Twenty-six years ago, Radhica Saith published a book titled Why Not a Woman? It paid tribute to more than 100 women in Trinidad who had been making a difference in various spheres of life.

One of the women featured at the time was former government minister and mother of our current AG, Faris Al Rawi. For most of her public life, former Minister Diane Seukeran has been at the forefront of the women’s movement. She has stood solidly in defence of women’s rights, and it is unfortunate that her son is now a leader in an administration that is being accused of covering up sexual harassment.

Almost three decades later, the government has relegated sexual harassment to the status of a policy initiative and not a ‘peep’ from the women’s movement. Why are we complicit in this injustice? Our daughters and granddaughters will not forgive us. Were it not for the man Kirk Waithe, Rolph Balgobin may still be at Angostura and the current investigation into the Darryl Smith affair may have had a more muted response, with the minister of labour happily shunting off complainants to the Equal Opportunities Commission. Well, this is not good enough.

Photo: Former Minister of Sport Darryl Smith and PM Dr Keith Rowley at Brian Lara Stadium opening in 2017. (via trinidadexpress.com)

Nothing less than sexual harassment legislation will provide the women of this country with the systems and structures that are required for their safety in the workplace. I hasten to add that sexual harassment is not a gender issue but, for the moment, the women are falling short in their advocacy for this issue. Where are we? Why are we quiet on this issue? My late mother would have asked: “Cat got yuh tongue?”

Where are the more than 100 organizations who march every year for women’s rights? What is their view about sexual harassment legislation? The landscape is overflowing with commentary about Daryl Smith and who attempted to cover up what, while the substantive issue is being ignored. This sordid issue will play out as it will in the public domain, but what will happen to the persons who continue to be victims? Without legislation, this issue will recur again and again.

The only solution is the implementation of sexual harassment legislation. Governments past and present have demonstrated that whenever they wish to fast track any legislation, they can. Sexual harassment legislation in this country requires urgent and immediate attention, and women must step forward and make our voices heard. If the current prime minister wishes to recover from his analogy of women being like golf courses and, therefore, needed daily grooming, here’s an opportunity for him to get into emergency mode and pilot sexual harassment legislation in parliament. Only a foolish opposition would not support such legislation.

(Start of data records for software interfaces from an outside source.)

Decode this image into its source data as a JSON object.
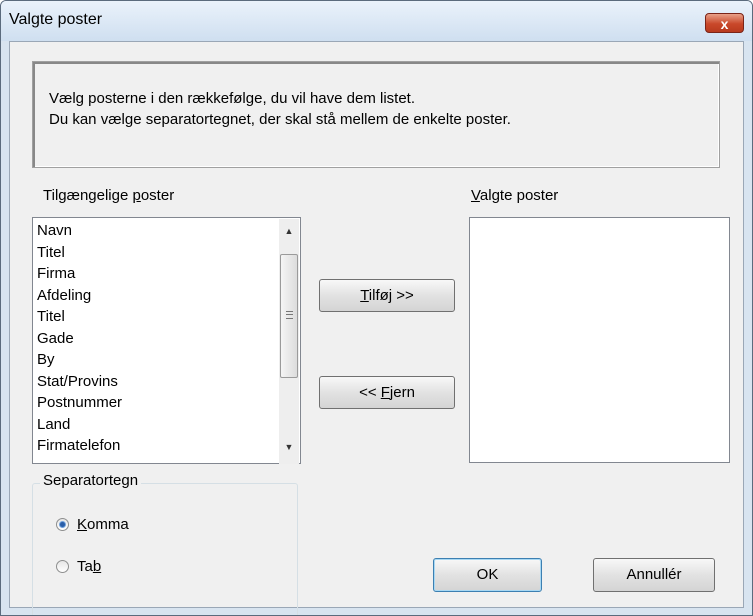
{
  "window": {
    "title": "Valgte poster",
    "close_label": "x"
  },
  "info": {
    "line1": "Vælg posterne i den rækkefølge, du vil have dem listet.",
    "line2": "Du kan vælge separatortegnet, der skal stå mellem de enkelte poster."
  },
  "available": {
    "label_pre": "Tilgængelige ",
    "label_key": "p",
    "label_post": "oster",
    "items": [
      "Navn",
      "Titel",
      "Firma",
      "Afdeling",
      "Titel",
      "Gade",
      "By",
      "Stat/Provins",
      "Postnummer",
      "Land",
      "Firmatelefon"
    ]
  },
  "selected": {
    "label_key": "V",
    "label_post": "algte poster",
    "items": []
  },
  "buttons": {
    "add_key": "T",
    "add_post": "ilføj >>",
    "remove_pre": "<< ",
    "remove_key": "F",
    "remove_post": "jern",
    "ok": "OK",
    "cancel": "Annullér"
  },
  "separator": {
    "title": "Separatortegn",
    "options": [
      {
        "key": "K",
        "post": "omma",
        "checked": true
      },
      {
        "pre": "Ta",
        "key": "b",
        "checked": false
      }
    ]
  }
}
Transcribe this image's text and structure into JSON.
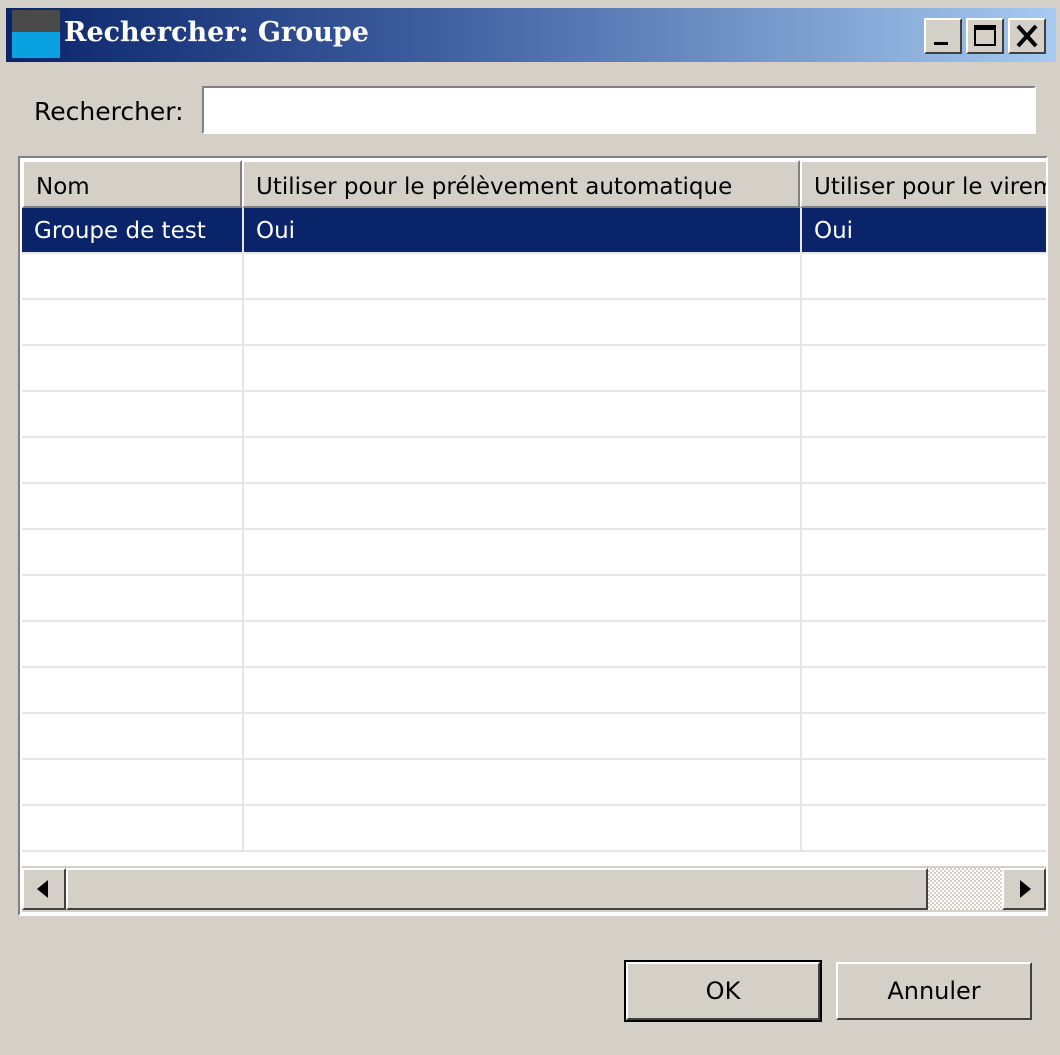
{
  "window": {
    "title": "Rechercher: Groupe",
    "controls": {
      "minimize": "minimize",
      "maximize": "maximize",
      "close": "close"
    }
  },
  "search": {
    "label": "Rechercher:",
    "value": "",
    "placeholder": ""
  },
  "table": {
    "columns": [
      "Nom",
      "Utiliser pour le prélèvement automatique",
      "Utiliser pour le virement"
    ],
    "rows": [
      {
        "nom": "Groupe de test",
        "prelevement": "Oui",
        "virement": "Oui",
        "selected": true
      }
    ],
    "empty_rows": 13
  },
  "buttons": {
    "ok": "OK",
    "cancel": "Annuler"
  },
  "colors": {
    "selection": "#0a246a",
    "titlebar_start": "#0a246a",
    "titlebar_end": "#a6caf0",
    "face": "#d4d0c8"
  },
  "icons": [
    "app-icon",
    "minimize-icon",
    "maximize-icon",
    "close-icon",
    "arrow-left-icon",
    "arrow-right-icon"
  ]
}
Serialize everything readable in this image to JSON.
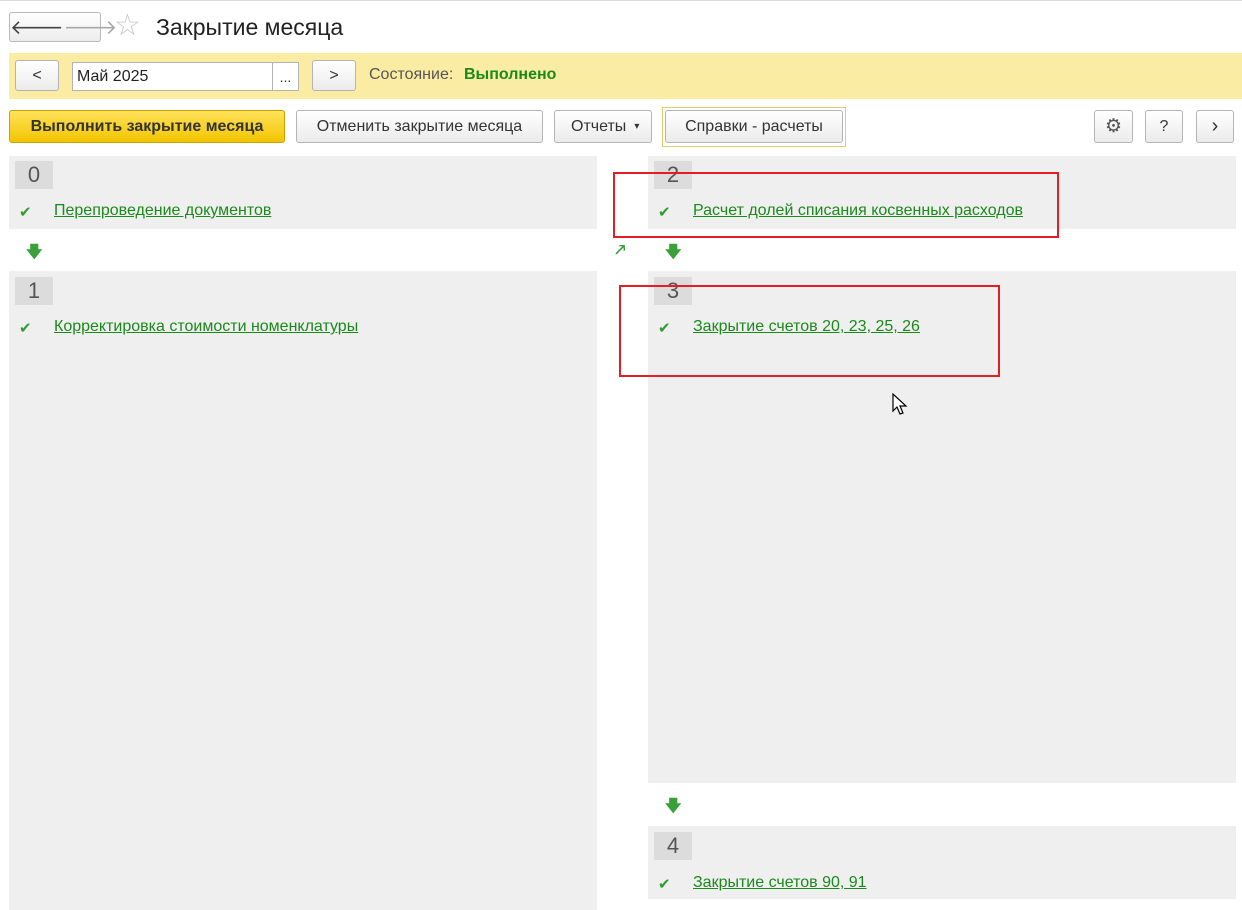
{
  "window": {
    "title": "Закрытие месяца",
    "nav_back": "🡐",
    "nav_forward": "🡒",
    "favorite_icon": "☆"
  },
  "period": {
    "prev_label": "<",
    "next_label": ">",
    "value": "Май 2025",
    "select_label": "...",
    "state_label": "Состояние:",
    "state_value": "Выполнено",
    "state_color": "#1a8a1a"
  },
  "toolbar": {
    "run_label": "Выполнить закрытие месяца",
    "cancel_label": "Отменить закрытие месяца",
    "reports_label": "Отчеты",
    "reports_dropdown": "▾",
    "spravki_label": "Справки - расчеты",
    "settings_icon": "⚙",
    "help_label": "?",
    "more_label": "›"
  },
  "stages": [
    {
      "number": "0",
      "items": [
        {
          "check": "✔",
          "label": "Перепроведение документов"
        }
      ]
    },
    {
      "number": "1",
      "items": [
        {
          "check": "✔",
          "label": "Корректировка стоимости номенклатуры"
        }
      ]
    },
    {
      "number": "2",
      "items": [
        {
          "check": "✔",
          "label": "Расчет долей списания косвенных расходов"
        }
      ]
    },
    {
      "number": "3",
      "items": [
        {
          "check": "✔",
          "label": "Закрытие счетов 20, 23, 25, 26"
        }
      ]
    },
    {
      "number": "4",
      "items": [
        {
          "check": "✔",
          "label": "Закрытие счетов 90, 91"
        }
      ]
    }
  ],
  "arrows": {
    "down": "🡇",
    "diagonal": "🡕"
  },
  "colors": {
    "accent_yellow": "#f2c500",
    "period_bar": "#fbeca3",
    "success_green": "#1b8a1b",
    "highlight_red": "#e31e24"
  }
}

My optimistic interpretation of the resounding silence by women is that this is the calm before the storm. My optimistic view is that the women’s movement is at a breaking point and that this injustice will not continue. Women will rise and demand that the prime minister atones for his intemperance by making sexual harassment legislation part of the successes of the 11th Parliament of the Republic of Trinidad and Tobago.